*** Opening Listed entries ***
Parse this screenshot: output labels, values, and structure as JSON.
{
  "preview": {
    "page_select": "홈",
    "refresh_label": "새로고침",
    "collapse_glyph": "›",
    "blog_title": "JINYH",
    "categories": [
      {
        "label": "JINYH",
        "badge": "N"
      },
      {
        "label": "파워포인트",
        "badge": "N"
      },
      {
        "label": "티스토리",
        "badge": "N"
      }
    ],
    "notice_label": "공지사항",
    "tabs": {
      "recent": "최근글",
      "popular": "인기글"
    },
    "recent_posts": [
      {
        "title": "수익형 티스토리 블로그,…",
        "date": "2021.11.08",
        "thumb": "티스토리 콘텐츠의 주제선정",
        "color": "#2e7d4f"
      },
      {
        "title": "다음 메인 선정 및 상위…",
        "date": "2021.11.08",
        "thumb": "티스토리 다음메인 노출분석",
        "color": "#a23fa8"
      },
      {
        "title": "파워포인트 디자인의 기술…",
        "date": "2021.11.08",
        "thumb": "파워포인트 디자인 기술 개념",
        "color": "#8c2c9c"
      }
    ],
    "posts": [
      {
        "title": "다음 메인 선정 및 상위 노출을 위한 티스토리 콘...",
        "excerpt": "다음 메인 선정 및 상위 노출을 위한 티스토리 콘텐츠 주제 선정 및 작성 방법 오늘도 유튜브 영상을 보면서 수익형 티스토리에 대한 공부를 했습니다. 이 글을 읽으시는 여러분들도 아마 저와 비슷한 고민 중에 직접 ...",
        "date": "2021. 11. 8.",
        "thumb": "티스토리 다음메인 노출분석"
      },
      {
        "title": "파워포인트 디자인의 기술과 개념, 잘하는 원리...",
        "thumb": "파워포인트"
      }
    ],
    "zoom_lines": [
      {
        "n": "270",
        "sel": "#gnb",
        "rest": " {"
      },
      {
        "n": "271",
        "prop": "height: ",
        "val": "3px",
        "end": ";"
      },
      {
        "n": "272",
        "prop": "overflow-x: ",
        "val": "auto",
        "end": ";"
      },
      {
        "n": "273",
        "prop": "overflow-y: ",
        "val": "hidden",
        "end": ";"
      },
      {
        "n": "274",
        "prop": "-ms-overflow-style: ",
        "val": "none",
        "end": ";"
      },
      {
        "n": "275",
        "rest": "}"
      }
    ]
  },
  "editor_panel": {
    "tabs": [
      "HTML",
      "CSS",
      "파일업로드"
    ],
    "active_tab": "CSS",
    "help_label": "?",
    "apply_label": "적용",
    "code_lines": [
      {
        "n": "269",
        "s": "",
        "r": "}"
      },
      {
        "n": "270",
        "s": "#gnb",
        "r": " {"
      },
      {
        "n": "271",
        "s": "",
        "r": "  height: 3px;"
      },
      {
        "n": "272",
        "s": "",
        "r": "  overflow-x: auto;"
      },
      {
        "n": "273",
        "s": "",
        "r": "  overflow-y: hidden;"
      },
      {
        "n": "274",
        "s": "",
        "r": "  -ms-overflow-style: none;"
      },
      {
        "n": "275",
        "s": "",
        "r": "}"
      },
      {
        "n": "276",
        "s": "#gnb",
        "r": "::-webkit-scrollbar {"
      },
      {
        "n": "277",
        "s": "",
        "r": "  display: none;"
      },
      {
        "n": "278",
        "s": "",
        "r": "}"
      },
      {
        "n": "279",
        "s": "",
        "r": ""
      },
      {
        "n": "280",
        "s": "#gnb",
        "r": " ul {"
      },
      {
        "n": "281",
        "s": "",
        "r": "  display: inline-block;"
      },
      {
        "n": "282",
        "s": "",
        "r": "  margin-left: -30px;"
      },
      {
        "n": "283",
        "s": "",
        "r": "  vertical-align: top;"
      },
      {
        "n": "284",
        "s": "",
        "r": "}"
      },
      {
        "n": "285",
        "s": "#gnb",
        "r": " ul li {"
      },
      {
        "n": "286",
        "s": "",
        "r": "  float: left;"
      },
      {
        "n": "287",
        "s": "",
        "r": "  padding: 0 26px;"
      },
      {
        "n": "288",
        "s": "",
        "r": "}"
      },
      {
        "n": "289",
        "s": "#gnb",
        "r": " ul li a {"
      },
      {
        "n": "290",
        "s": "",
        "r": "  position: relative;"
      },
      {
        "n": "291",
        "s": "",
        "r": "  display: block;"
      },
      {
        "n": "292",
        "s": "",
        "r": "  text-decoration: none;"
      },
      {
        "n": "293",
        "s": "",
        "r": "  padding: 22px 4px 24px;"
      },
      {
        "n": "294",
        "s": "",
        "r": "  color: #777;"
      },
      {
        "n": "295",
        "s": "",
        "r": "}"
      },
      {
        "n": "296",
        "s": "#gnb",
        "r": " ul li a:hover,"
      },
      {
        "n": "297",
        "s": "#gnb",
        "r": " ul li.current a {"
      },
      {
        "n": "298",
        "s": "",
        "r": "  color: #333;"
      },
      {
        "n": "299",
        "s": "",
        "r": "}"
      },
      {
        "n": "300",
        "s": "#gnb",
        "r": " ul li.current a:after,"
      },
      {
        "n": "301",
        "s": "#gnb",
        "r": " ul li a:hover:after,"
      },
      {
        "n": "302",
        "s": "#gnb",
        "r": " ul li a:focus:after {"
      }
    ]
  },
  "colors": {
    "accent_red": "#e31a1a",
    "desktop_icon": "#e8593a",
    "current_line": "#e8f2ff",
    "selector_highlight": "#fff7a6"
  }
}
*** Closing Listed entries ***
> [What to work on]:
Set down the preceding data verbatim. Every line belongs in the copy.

> [Response to the exercise]:
Parse this screenshot: output labels, values, and structure as JSON.
{
  "preview": {
    "page_select": "홈",
    "refresh_label": "새로고침",
    "collapse_glyph": "›",
    "blog_title": "JINYH",
    "categories": [
      {
        "label": "JINYH",
        "badge": "N"
      },
      {
        "label": "파워포인트",
        "badge": "N"
      },
      {
        "label": "티스토리",
        "badge": "N"
      }
    ],
    "notice_label": "공지사항",
    "tabs": {
      "recent": "최근글",
      "popular": "인기글"
    },
    "recent_posts": [
      {
        "title": "수익형 티스토리 블로그,…",
        "date": "2021.11.08",
        "thumb": "티스토리 콘텐츠의 주제선정",
        "color": "#2e7d4f"
      },
      {
        "title": "다음 메인 선정 및 상위…",
        "date": "2021.11.08",
        "thumb": "티스토리 다음메인 노출분석",
        "color": "#a23fa8"
      },
      {
        "title": "파워포인트 디자인의 기술…",
        "date": "2021.11.08",
        "thumb": "파워포인트 디자인 기술 개념",
        "color": "#8c2c9c"
      }
    ],
    "posts": [
      {
        "title": "다음 메인 선정 및 상위 노출을 위한 티스토리 콘...",
        "excerpt": "다음 메인 선정 및 상위 노출을 위한 티스토리 콘텐츠 주제 선정 및 작성 방법 오늘도 유튜브 영상을 보면서 수익형 티스토리에 대한 공부를 했습니다. 이 글을 읽으시는 여러분들도 아마 저와 비슷한 고민 중에 직접 ...",
        "date": "2021. 11. 8.",
        "thumb": "티스토리 다음메인 노출분석"
      },
      {
        "title": "파워포인트 디자인의 기술과 개념, 잘하는 원리...",
        "thumb": "파워포인트"
      }
    ],
    "zoom_lines": [
      {
        "n": "270",
        "sel": "#gnb",
        "rest": " {"
      },
      {
        "n": "271",
        "prop": "height: ",
        "val": "3px",
        "end": ";"
      },
      {
        "n": "272",
        "prop": "overflow-x: ",
        "val": "auto",
        "end": ";"
      },
      {
        "n": "273",
        "prop": "overflow-y: ",
        "val": "hidden",
        "end": ";"
      },
      {
        "n": "274",
        "prop": "-ms-overflow-style: ",
        "val": "none",
        "end": ";"
      },
      {
        "n": "275",
        "rest": "}"
      }
    ]
  },
  "editor_panel": {
    "tabs": [
      "HTML",
      "CSS",
      "파일업로드"
    ],
    "active_tab": "CSS",
    "help_label": "?",
    "apply_label": "적용",
    "code_lines": [
      {
        "n": "269",
        "s": "",
        "r": "}"
      },
      {
        "n": "270",
        "s": "#gnb",
        "r": " {"
      },
      {
        "n": "271",
        "s": "",
        "r": "  height: 3px;"
      },
      {
        "n": "272",
        "s": "",
        "r": "  overflow-x: auto;"
      },
      {
        "n": "273",
        "s": "",
        "r": "  overflow-y: hidden;"
      },
      {
        "n": "274",
        "s": "",
        "r": "  -ms-overflow-style: none;"
      },
      {
        "n": "275",
        "s": "",
        "r": "}"
      },
      {
        "n": "276",
        "s": "#gnb",
        "r": "::-webkit-scrollbar {"
      },
      {
        "n": "277",
        "s": "",
        "r": "  display: none;"
      },
      {
        "n": "278",
        "s": "",
        "r": "}"
      },
      {
        "n": "279",
        "s": "",
        "r": ""
      },
      {
        "n": "280",
        "s": "#gnb",
        "r": " ul {"
      },
      {
        "n": "281",
        "s": "",
        "r": "  display: inline-block;"
      },
      {
        "n": "282",
        "s": "",
        "r": "  margin-left: -30px;"
      },
      {
        "n": "283",
        "s": "",
        "r": "  vertical-align: top;"
      },
      {
        "n": "284",
        "s": "",
        "r": "}"
      },
      {
        "n": "285",
        "s": "#gnb",
        "r": " ul li {"
      },
      {
        "n": "286",
        "s": "",
        "r": "  float: left;"
      },
      {
        "n": "287",
        "s": "",
        "r": "  padding: 0 26px;"
      },
      {
        "n": "288",
        "s": "",
        "r": "}"
      },
      {
        "n": "289",
        "s": "#gnb",
        "r": " ul li a {"
      },
      {
        "n": "290",
        "s": "",
        "r": "  position: relative;"
      },
      {
        "n": "291",
        "s": "",
        "r": "  display: block;"
      },
      {
        "n": "292",
        "s": "",
        "r": "  text-decoration: none;"
      },
      {
        "n": "293",
        "s": "",
        "r": "  padding: 22px 4px 24px;"
      },
      {
        "n": "294",
        "s": "",
        "r": "  color: #777;"
      },
      {
        "n": "295",
        "s": "",
        "r": "}"
      },
      {
        "n": "296",
        "s": "#gnb",
        "r": " ul li a:hover,"
      },
      {
        "n": "297",
        "s": "#gnb",
        "r": " ul li.current a {"
      },
      {
        "n": "298",
        "s": "",
        "r": "  color: #333;"
      },
      {
        "n": "299",
        "s": "",
        "r": "}"
      },
      {
        "n": "300",
        "s": "#gnb",
        "r": " ul li.current a:after,"
      },
      {
        "n": "301",
        "s": "#gnb",
        "r": " ul li a:hover:after,"
      },
      {
        "n": "302",
        "s": "#gnb",
        "r": " ul li a:focus:after {"
      }
    ]
  },
  "colors": {
    "accent_red": "#e31a1a",
    "desktop_icon": "#e8593a",
    "current_line": "#e8f2ff",
    "selector_highlight": "#fff7a6"
  }
}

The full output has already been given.